───── Given records

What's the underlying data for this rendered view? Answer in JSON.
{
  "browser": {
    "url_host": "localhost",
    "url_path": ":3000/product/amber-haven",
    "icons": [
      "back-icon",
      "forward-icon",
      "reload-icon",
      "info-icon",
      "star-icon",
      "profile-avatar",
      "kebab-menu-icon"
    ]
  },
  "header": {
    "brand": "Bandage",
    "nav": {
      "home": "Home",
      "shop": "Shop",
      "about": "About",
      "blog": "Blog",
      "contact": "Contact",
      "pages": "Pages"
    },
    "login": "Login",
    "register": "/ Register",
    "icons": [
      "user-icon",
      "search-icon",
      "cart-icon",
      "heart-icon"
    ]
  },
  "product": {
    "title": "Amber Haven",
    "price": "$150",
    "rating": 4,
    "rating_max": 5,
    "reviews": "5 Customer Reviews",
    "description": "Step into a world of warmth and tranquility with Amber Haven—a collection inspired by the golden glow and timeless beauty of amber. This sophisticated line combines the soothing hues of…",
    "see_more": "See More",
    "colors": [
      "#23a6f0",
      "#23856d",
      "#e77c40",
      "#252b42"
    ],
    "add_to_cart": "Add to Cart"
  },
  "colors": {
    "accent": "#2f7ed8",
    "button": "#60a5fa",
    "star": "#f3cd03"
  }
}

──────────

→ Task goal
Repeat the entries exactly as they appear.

→ Reply to the task
What's the underlying data for this rendered view? Answer in JSON.
{
  "browser": {
    "url_host": "localhost",
    "url_path": ":3000/product/amber-haven",
    "icons": [
      "back-icon",
      "forward-icon",
      "reload-icon",
      "info-icon",
      "star-icon",
      "profile-avatar",
      "kebab-menu-icon"
    ]
  },
  "header": {
    "brand": "Bandage",
    "nav": {
      "home": "Home",
      "shop": "Shop",
      "about": "About",
      "blog": "Blog",
      "contact": "Contact",
      "pages": "Pages"
    },
    "login": "Login",
    "register": "/ Register",
    "icons": [
      "user-icon",
      "search-icon",
      "cart-icon",
      "heart-icon"
    ]
  },
  "product": {
    "title": "Amber Haven",
    "price": "$150",
    "rating": 4,
    "rating_max": 5,
    "reviews": "5 Customer Reviews",
    "description": "Step into a world of warmth and tranquility with Amber Haven—a collection inspired by the golden glow and timeless beauty of amber. This sophisticated line combines the soothing hues of…",
    "see_more": "See More",
    "colors": [
      "#23a6f0",
      "#23856d",
      "#e77c40",
      "#252b42"
    ],
    "add_to_cart": "Add to Cart"
  },
  "colors": {
    "accent": "#2f7ed8",
    "button": "#60a5fa",
    "star": "#f3cd03"
  }
}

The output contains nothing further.